Energy Drink Use in Teens has Adverse Effects New research evaluates frequency and reasons for use
January 30, 2018
A Chapman University faculty member has published new research showing why many teenagers consume energy drinks, how often, the age they started and what influences their choice of brands. Results showed that 40 percent of teens aged 13 to 19 reported an adverse effect while ingesting energy drinks.
Although several of these adverse effects go away on their own, others are potentially serious. The most common side effects included:
• Heart palpitations
• Abdominal pain
• Nausea, vomiting, or diarrhea
• Chest pain
• Labored breathing
Researchers also learned that 15 percent of teens mix alcohol in their energy drinks, while a smaller, yet concerning number used energy drinks with illegal drugs (nine percent) such as cocaine and methamphetamine. Additionally, the researchers were surprised to learn that energy drinks are perceived as healthy and are used for weight loss by some.
Chapman University’s School of Pharmacy Gavin Herbert Endowed Professor of Pharmacy and the lead author on this study, Sean Nordt, MD, PharmD, is an international expert in emergency medicine and toxicology. While acting as a physician, he said many patients questioned him about energy drink use and how much is too much.
“I started seeing a lot of it and learned this had not been studied before; there was no data on usage,” Nordt said. “I conducted one of the first studies evaluating effects of energy drink consumption in adults and realized there is very little data on adolescents using energy drinks.”
In 2017, the global energy drinks market topped $55 billion. With bright packaging and provocative names, teens say they drink these beverages for (in order of appearance) energy, as a study aide, to improve sports performance, “friends drink them,” it “feels cool,” to lose weight and taste, and while driving.
Nordt said that he and his colleagues demonstrated that both brand name and packaging, as well as friends’ influence played a role in teens’ choice of energy drinks.
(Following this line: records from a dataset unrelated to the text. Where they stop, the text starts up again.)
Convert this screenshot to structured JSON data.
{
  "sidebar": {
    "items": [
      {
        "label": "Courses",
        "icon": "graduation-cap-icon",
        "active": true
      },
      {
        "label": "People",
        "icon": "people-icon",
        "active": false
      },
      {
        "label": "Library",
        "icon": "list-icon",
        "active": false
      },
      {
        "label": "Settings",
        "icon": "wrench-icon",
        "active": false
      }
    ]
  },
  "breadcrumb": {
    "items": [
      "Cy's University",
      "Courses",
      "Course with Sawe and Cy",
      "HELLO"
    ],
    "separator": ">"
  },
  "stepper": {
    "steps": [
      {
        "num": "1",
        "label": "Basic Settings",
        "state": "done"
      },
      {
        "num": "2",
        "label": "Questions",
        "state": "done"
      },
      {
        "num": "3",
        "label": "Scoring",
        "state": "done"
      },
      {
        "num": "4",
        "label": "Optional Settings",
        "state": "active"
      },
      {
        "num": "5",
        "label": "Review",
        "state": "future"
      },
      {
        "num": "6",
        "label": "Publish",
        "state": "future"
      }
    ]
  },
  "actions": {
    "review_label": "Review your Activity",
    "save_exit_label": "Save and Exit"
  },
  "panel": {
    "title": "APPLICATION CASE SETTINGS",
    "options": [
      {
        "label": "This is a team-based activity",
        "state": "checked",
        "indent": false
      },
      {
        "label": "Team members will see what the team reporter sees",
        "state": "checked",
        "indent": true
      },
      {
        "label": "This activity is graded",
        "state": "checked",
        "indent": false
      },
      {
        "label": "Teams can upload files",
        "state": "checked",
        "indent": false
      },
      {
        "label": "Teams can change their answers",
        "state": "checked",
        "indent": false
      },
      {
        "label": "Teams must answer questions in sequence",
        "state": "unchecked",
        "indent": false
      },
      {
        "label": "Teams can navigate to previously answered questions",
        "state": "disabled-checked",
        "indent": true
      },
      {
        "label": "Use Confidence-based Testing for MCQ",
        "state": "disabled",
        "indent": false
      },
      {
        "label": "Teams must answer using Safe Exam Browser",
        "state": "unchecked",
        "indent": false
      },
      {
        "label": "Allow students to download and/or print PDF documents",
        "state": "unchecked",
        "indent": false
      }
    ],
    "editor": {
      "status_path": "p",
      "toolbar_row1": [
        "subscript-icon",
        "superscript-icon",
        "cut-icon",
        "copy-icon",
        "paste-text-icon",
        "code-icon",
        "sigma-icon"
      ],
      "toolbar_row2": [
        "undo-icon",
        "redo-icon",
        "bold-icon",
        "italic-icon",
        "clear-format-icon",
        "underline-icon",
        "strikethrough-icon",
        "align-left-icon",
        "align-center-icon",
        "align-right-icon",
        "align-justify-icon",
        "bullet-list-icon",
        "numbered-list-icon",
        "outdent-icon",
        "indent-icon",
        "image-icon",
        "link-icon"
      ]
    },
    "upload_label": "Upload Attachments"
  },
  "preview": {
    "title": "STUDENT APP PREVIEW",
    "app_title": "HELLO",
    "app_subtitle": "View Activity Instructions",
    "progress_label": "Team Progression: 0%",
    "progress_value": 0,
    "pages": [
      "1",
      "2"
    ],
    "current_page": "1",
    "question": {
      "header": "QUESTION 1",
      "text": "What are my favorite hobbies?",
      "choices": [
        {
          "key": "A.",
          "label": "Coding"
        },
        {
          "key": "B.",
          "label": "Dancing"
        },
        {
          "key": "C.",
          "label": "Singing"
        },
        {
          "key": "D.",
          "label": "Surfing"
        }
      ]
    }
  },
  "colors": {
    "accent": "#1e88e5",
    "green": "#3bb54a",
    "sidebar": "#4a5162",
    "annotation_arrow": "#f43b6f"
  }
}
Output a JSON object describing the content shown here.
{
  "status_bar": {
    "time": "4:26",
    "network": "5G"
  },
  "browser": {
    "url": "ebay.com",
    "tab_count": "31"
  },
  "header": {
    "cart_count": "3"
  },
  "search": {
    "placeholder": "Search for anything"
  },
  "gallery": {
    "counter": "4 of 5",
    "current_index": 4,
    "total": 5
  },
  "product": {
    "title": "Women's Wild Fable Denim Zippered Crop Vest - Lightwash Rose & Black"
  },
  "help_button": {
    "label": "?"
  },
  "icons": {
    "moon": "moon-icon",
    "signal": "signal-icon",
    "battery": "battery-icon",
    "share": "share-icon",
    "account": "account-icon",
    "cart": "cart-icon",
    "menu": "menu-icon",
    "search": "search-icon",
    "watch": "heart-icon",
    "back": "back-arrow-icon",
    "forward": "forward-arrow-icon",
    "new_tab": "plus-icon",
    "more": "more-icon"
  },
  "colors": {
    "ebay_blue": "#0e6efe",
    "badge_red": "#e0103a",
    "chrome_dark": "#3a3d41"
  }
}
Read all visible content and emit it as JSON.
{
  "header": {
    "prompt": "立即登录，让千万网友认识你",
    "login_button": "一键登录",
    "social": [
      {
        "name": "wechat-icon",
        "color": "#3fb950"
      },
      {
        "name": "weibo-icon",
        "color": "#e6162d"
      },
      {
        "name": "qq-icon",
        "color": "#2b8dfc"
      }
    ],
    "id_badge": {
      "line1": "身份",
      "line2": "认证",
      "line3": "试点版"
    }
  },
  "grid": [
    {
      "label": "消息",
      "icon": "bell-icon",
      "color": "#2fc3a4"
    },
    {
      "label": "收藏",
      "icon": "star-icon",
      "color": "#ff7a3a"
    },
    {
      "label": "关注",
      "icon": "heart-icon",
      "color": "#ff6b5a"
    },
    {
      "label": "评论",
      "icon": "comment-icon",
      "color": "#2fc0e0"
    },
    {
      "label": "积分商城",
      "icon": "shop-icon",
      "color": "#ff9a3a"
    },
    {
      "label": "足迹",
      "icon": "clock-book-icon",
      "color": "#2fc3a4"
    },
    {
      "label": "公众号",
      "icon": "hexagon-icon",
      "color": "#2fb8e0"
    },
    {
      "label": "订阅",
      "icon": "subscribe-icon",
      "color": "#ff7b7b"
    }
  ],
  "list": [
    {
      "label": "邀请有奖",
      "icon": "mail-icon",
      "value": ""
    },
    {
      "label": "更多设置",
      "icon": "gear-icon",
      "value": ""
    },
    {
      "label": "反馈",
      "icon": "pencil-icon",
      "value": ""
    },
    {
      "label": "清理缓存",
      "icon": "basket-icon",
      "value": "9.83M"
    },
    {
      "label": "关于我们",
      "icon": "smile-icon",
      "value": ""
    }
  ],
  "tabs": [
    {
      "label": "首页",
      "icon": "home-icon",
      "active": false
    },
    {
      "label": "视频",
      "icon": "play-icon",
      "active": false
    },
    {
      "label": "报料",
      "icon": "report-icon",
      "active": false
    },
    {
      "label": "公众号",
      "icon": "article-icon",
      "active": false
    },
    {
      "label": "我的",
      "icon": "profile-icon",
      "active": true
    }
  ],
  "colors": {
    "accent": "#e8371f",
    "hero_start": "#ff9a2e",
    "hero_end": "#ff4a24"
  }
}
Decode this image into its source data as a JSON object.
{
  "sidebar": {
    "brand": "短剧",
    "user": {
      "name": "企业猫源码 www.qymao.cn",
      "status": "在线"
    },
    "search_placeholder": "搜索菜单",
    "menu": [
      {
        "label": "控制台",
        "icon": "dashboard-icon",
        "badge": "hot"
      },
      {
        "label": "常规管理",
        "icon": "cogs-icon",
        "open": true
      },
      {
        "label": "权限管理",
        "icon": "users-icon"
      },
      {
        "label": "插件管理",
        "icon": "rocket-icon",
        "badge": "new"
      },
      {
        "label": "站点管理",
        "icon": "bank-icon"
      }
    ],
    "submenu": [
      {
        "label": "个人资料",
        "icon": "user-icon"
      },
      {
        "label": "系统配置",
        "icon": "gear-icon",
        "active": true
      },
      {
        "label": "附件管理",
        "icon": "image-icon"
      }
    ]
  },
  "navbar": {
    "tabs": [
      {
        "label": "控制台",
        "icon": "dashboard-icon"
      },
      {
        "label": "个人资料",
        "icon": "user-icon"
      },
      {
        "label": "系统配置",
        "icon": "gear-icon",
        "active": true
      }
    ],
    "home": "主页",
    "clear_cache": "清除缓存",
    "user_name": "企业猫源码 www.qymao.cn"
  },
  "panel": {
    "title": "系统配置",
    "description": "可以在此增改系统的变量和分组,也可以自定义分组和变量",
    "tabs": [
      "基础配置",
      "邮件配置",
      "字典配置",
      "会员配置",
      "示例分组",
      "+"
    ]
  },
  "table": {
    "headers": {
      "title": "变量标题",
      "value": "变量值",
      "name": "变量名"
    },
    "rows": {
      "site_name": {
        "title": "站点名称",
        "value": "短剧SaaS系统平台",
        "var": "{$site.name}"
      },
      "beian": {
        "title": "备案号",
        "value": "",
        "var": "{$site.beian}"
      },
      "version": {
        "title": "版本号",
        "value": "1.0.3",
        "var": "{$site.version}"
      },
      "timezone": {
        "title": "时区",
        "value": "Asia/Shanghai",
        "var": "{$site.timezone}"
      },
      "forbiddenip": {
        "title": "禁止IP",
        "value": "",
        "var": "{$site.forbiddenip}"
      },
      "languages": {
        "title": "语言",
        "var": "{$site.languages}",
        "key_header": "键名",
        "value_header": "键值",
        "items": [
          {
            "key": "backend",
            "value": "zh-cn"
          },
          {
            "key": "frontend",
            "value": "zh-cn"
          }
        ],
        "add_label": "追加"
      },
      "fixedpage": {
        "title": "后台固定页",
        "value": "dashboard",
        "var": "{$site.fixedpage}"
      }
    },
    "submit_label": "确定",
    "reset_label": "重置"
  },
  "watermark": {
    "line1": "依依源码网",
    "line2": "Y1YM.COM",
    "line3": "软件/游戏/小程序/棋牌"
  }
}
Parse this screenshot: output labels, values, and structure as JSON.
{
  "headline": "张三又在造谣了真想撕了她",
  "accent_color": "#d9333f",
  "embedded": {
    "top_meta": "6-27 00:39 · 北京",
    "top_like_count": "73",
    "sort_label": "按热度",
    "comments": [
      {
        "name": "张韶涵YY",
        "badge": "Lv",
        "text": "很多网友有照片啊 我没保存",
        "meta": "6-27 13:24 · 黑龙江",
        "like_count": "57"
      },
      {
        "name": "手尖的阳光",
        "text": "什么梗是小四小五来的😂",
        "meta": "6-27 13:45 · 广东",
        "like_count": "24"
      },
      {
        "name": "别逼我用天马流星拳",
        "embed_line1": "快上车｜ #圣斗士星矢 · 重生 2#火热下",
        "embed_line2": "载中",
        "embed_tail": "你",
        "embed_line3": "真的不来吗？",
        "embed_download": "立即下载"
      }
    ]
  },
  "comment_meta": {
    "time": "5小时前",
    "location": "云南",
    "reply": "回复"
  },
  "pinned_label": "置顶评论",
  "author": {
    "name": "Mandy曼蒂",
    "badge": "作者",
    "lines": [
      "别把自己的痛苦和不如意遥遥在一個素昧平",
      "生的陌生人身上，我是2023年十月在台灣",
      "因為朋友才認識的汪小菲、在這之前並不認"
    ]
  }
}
With hundreds of these beverages now on the market, their choices were influenced by flavor, brand name, ease of access, brand friends drink, amount of caffeine, perceived as “healthy,” packaging, available at home and cost.
Eighty-one percent of teens surveyed stated they drank the beverage zero to once a week, while nearly 30 percent reported trying energy drinks for the first time by age 12 or younger. There are currently no age limitations on the sale of energy drinks, although several US cities have considered restricting sales to minors under 18.
The study, called Reasons for Energy Drink Use and Reported Adverse Effects Among Adolescent Emergency Department Patients, was published in the journal Pediatric Emergency Care. Researchers questioned 192 adolescents utilizing emergency department services for any reason at a large county hospital.
Authors of the study include: Dr. Sean Nordt of Chapman University; Dr. Ilene Claudius of USC; Dr. Cyrus Rangan of LA County Department of Public Health; Dr. Erick Armijo, Dr. Peter Milano and Dr. Sheryl Yanger, of LAC+USC Medical Center; and Dr. Christian Tomaszsewski of UCSD.